- TASK
Which of the lines below mention the word "pressing"? Pull each one out.

- RECORDS TO PROCESS

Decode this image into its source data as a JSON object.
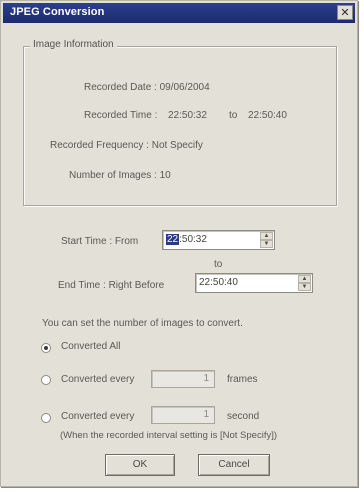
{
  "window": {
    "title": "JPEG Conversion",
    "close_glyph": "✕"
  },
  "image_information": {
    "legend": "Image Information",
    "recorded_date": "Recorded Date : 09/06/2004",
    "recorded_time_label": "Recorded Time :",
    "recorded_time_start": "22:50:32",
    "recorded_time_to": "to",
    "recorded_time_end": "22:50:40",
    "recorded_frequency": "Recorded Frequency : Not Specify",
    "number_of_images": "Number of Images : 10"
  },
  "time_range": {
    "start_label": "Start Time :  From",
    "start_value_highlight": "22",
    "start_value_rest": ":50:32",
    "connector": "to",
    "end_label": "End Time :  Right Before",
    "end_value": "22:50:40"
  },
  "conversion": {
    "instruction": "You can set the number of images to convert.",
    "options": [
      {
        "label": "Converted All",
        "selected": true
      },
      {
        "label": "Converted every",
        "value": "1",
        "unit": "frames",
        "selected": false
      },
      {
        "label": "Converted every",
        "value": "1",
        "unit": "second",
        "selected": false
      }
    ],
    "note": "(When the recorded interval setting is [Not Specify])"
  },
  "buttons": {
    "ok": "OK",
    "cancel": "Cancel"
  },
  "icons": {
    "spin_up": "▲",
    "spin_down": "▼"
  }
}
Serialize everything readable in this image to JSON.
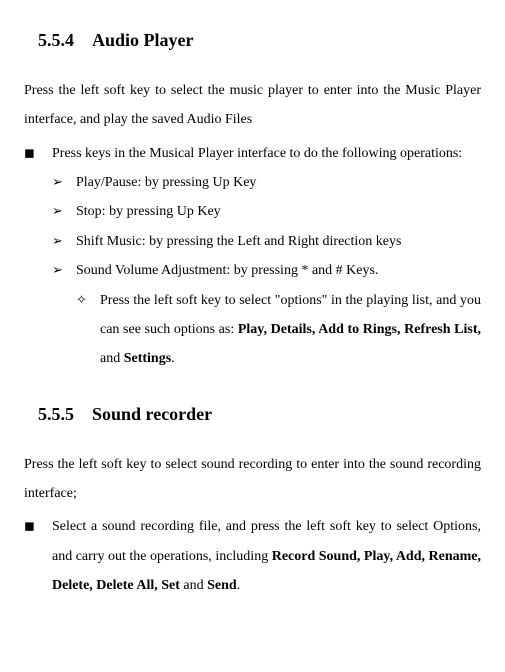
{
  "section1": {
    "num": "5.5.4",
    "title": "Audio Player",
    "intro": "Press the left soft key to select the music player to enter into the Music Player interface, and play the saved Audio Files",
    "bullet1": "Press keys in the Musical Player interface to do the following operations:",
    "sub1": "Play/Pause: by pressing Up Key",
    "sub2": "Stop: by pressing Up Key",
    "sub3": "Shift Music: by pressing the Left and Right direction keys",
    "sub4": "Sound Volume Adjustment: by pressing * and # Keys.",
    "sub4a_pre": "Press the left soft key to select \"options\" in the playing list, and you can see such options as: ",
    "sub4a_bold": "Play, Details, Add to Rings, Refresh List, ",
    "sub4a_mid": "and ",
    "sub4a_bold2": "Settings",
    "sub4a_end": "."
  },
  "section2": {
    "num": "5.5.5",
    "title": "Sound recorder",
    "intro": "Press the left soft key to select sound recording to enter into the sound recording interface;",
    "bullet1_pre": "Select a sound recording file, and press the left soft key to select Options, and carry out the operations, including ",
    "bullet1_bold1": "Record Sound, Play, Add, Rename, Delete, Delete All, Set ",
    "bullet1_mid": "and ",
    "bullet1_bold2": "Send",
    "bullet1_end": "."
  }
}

- TASK RESPONSE
    "sub1": "Play/Pause: by pressing Up Key",
    "sub2": "Stop: by pressing Up Key",
    "sub3": "Shift Music: by pressing the Left and Right direction keys",
    "sub4": "Sound Volume Adjustment: by pressing * and # Keys.",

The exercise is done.